Here are six forms of edge computing that cover the whole spectrum spanning the devices to the cloud:
The micro edge is the most recent incarnation of the edge computing layer. When a microcontroller is capable of running a TinyML AI model, it qualifies to be a micro-edge computing device. In this use case, the sensors connected to the microcontroller generate the telemetry stream that is used by a deep learning model for inference. Unlike other scenarios where the microcontroller collects the telemetry and ingests into an edge computing layer, this type of edge runs within the context of a microcontroller and a microprocessor.
The mini edge is based on a single board computer built on either ARM64 and AMD64 architecture. It is typically powered by an AI accelerator to speed up the inference.

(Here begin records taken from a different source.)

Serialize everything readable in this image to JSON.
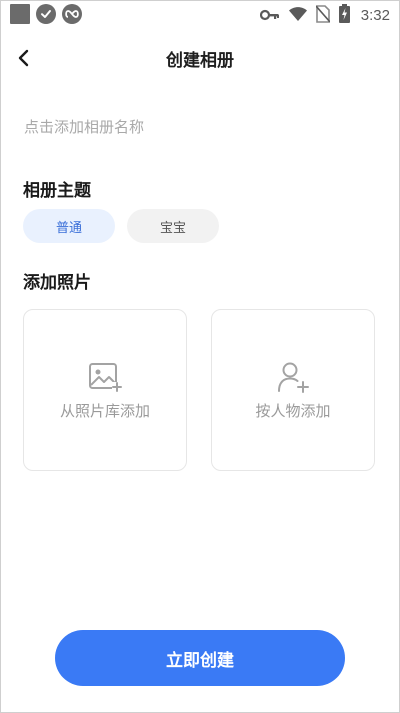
{
  "status_bar": {
    "time": "3:32",
    "left_icons": [
      "app-square-icon",
      "shield-check-icon",
      "infinity-icon"
    ],
    "right_icons": [
      "key-icon",
      "wifi-icon",
      "no-sim-icon",
      "battery-charging-icon"
    ]
  },
  "header": {
    "title": "创建相册",
    "back_icon": "chevron-left-icon"
  },
  "name_input": {
    "placeholder": "点击添加相册名称",
    "value": ""
  },
  "theme_section": {
    "title": "相册主题",
    "options": [
      {
        "label": "普通",
        "selected": true
      },
      {
        "label": "宝宝",
        "selected": false
      }
    ]
  },
  "photo_section": {
    "title": "添加照片",
    "cards": [
      {
        "label": "从照片库添加",
        "icon": "image-add-icon"
      },
      {
        "label": "按人物添加",
        "icon": "person-add-icon"
      }
    ]
  },
  "create_button": {
    "label": "立即创建"
  },
  "colors": {
    "accent": "#3a7af5",
    "chip_selected_bg": "#e9f1fe",
    "chip_selected_text": "#3a6fd8",
    "chip_normal_bg": "#f2f2f2",
    "placeholder_text": "#a9a9a9",
    "card_border": "#e6e6e6"
  }
}
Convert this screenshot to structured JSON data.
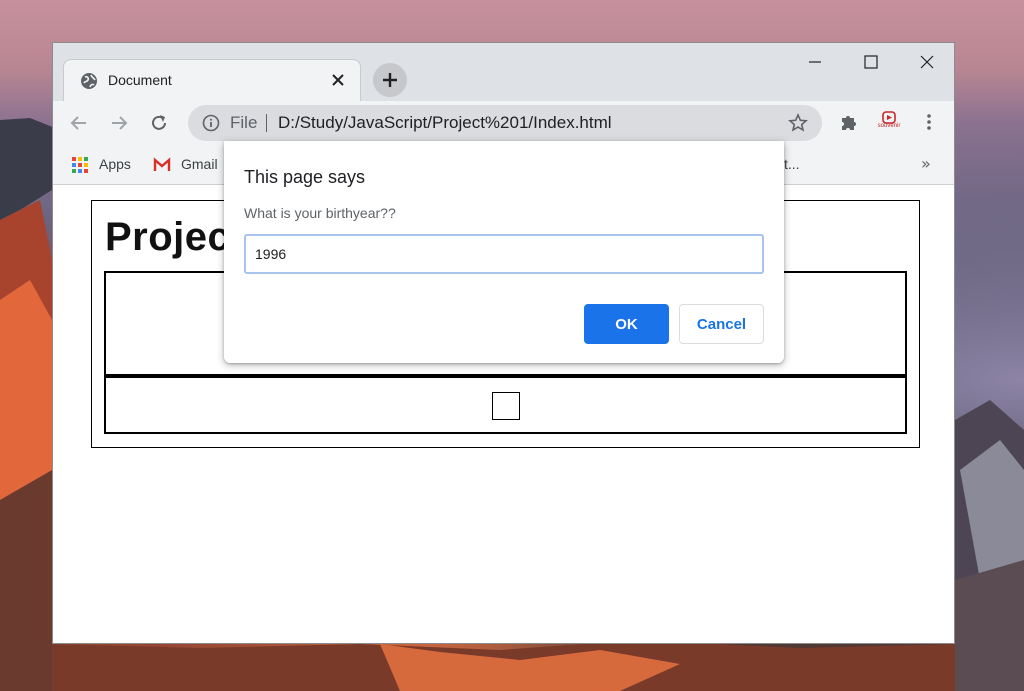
{
  "browser": {
    "tab": {
      "title": "Document",
      "favicon": "globe-icon",
      "close_icon": "close-icon"
    },
    "new_tab_icon": "plus-icon",
    "window_controls": [
      "minimize-icon",
      "maximize-icon",
      "close-icon"
    ],
    "address_bar": {
      "scheme_label": "File",
      "url": "D:/Study/JavaScript/Project%201/Index.html"
    },
    "bookmarks": [
      {
        "label": "Apps",
        "icon": "apps-grid-icon"
      },
      {
        "label": "Gmail",
        "icon": "gmail-icon"
      }
    ],
    "bookmarks_partial_text": "t...",
    "bookmarks_overflow": "»",
    "extensions": {
      "souvenir_label": "souvenir"
    }
  },
  "page": {
    "heading": "Project"
  },
  "dialog": {
    "title": "This page says",
    "message": "What is your birthyear??",
    "input_value": "1996",
    "ok_label": "OK",
    "cancel_label": "Cancel"
  },
  "colors": {
    "accent": "#1a73e8",
    "input_focus": "#a7c3ee",
    "tabstrip": "#dee1e6",
    "toolbar": "#f1f3f4"
  }
}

It’s also capable of running a full-blown operating system such as Linux or Microsoft Windows. Mini edge comes with a software stack associated with the AI accelerator. These types of edge devices are ideal for protocol translation, data aggregation, and AI inference.

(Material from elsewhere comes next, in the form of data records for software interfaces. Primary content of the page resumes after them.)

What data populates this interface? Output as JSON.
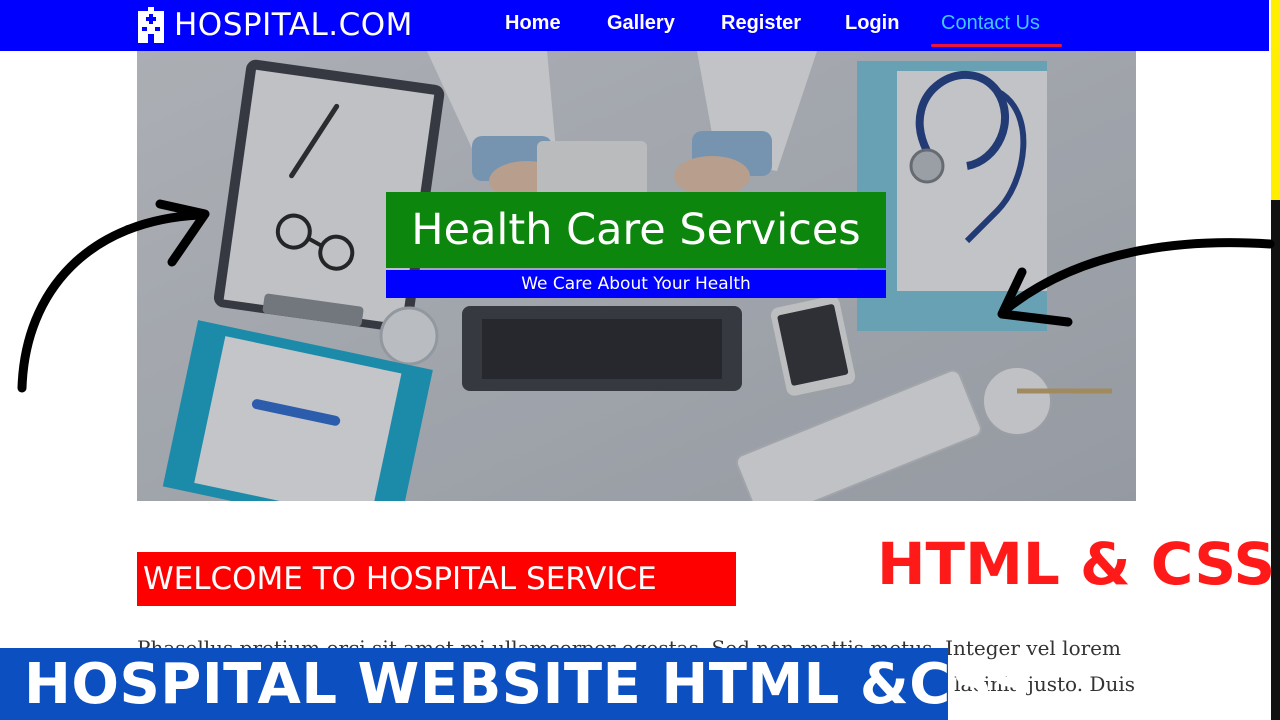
{
  "brand": {
    "name": "HOSPITAL.COM",
    "icon": "hospital-building-icon"
  },
  "nav": {
    "items": [
      "Home",
      "Gallery",
      "Register",
      "Login",
      "Contact Us"
    ],
    "active": "Contact Us"
  },
  "hero": {
    "title": "Health Care Services",
    "subtitle": "We Care About Your Health"
  },
  "welcome": {
    "heading": "WELCOME TO HOSPITAL SERVICE"
  },
  "thumbnail_label": "HTML & CSS",
  "paragraph": {
    "line1": "Phasellus pretium orci sit amet mi ullamcorper egestas. Sed non mattis metus. Integer vel lorem",
    "line2": "s lacinia justo. Duis"
  },
  "banner": {
    "text": "HOSPITAL WEBSITE HTML &CSS"
  },
  "colors": {
    "nav_bg": "#0000fe",
    "active_link": "#41c8ff",
    "underline": "#e8163f",
    "title_box": "#0c860c",
    "subtitle_box": "#0000fe",
    "welcome_box": "#ff0000",
    "tech_label": "#ff1a1a",
    "banner_bg": "#0b4fc0"
  }
}
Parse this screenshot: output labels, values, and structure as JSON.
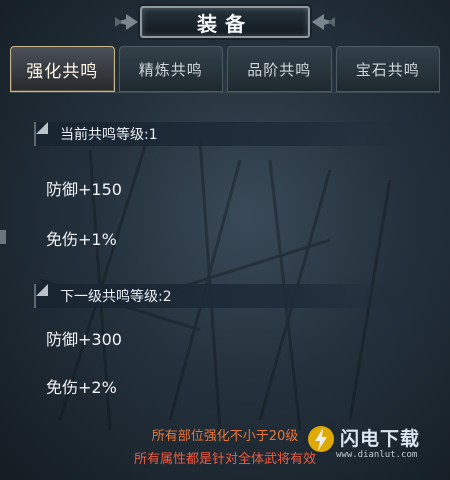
{
  "title": "装备",
  "tabs": [
    {
      "label": "强化共鸣",
      "active": true
    },
    {
      "label": "精炼共鸣",
      "active": false
    },
    {
      "label": "品阶共鸣",
      "active": false
    },
    {
      "label": "宝石共鸣",
      "active": false
    }
  ],
  "current": {
    "header": "当前共鸣等级:1",
    "stats": [
      "防御+150",
      "免伤+1%"
    ]
  },
  "next": {
    "header": "下一级共鸣等级:2",
    "stats": [
      "防御+300",
      "免伤+2%"
    ]
  },
  "footer": {
    "line1": "所有部位强化不小于20级",
    "line2": "所有属性都是针对全体武将有效"
  },
  "watermark": {
    "text": "闪电下载",
    "url": "www.dianlut.com"
  },
  "colors": {
    "accent_gold": "#c9b58c",
    "footer_orange": "#e8773a",
    "footer_red": "#f25a3e"
  }
}
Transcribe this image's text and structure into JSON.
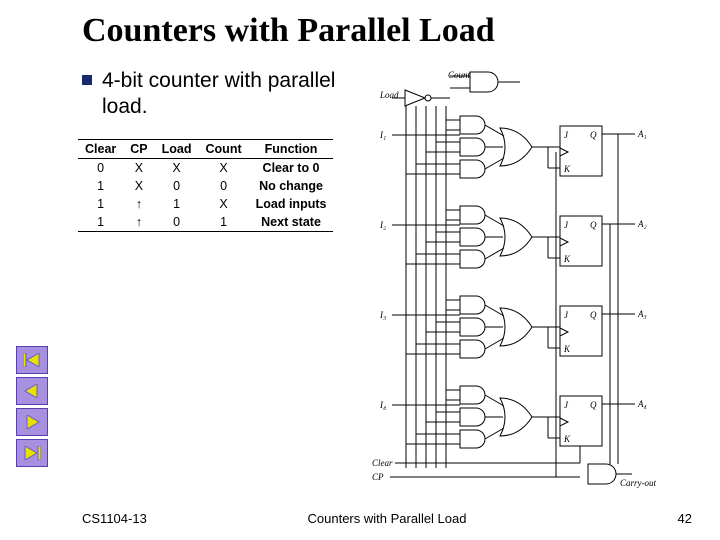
{
  "title": "Counters with Parallel Load",
  "bullet": "4-bit counter with parallel load.",
  "table": {
    "headers": [
      "Clear",
      "CP",
      "Load",
      "Count",
      "Function"
    ],
    "rows": [
      [
        "0",
        "X",
        "X",
        "X",
        "Clear to 0"
      ],
      [
        "1",
        "X",
        "0",
        "0",
        "No change"
      ],
      [
        "1",
        "↑",
        "1",
        "X",
        "Load inputs"
      ],
      [
        "1",
        "↑",
        "0",
        "1",
        "Next state"
      ]
    ]
  },
  "circuit_labels": {
    "count": "Count",
    "load": "Load",
    "inputs": [
      "I₁",
      "I₂",
      "I₃",
      "I₄"
    ],
    "outputs": [
      "A₁",
      "A₂",
      "A₃",
      "A₄"
    ],
    "ff": [
      "J",
      "K",
      "Q"
    ],
    "clear": "Clear",
    "cp": "CP",
    "carry": "Carry-out"
  },
  "footer": {
    "left": "CS1104-13",
    "center": "Counters with Parallel Load",
    "right": "42"
  },
  "nav": {
    "first": "nav-first",
    "prev": "nav-prev",
    "next": "nav-next",
    "last": "nav-last"
  }
}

The medium edge deployment model represents a cluster of inexpensive machines running at the edge computing layer. The compute cluster is powered by an internal Graphics Processing Unit (GPU), Field Programmable Gate Arrays (FPGA), Vision Processing Unit (VPU), or an Application Specific Integrated Circuit (ASIC). A cluster manager like Kubernetes is used for orchestration of the workloads and resources in the clusters.
The heavy edge computing device is typically a hyperconverged infrastructure (HCI) appliance that runs within an enterprise data center. It comes with an all-in-one hardware and software stack typically managed by a vendor. Heavy edge demands power and network resources that are available only in an environment like an enterprise data center.
Heavy edge doubles up as an IoT gateway, storage gateway, AI training and inference platform. It comes with an array of GPUs or FPGAs designed for managing end-to-end machine learning pipelines including the training and deployment of models.
Multi-Access Edge Computing (MEC) moves the computing of traffic and services from a centralized cloud to the edge of the network and closer to the customer. With 5G becoming a reality, MEC is becoming the intermediary layer between the consumers and providers of the public cloud.
With MEC, the edge infrastructure runs within the facility of a telecom provider co-located within a data center or even a cellular tower. This is delivered via a managed services either by the telco company or a public cloud provider.
Cloud Edge does what CDN did to static content but for dynamic workloads. It enables distributing components of an application across multiple endpoints to reduce the latency involved in the roundtrip. Cloud Edge relies on modern application development paradigms such as containers and microservices to distribute the workload. Static content and stateless components of an application are replicated and cached across the global network.
The cloud edge providers may support AI acceleration as an optional feature. Since it is delivered as a managed service, customers won’t have to deal with the hardware and software maintenance.
The definition of edge computing and the ecosystem are rapidly evolving to meet the demands of enterprise customers.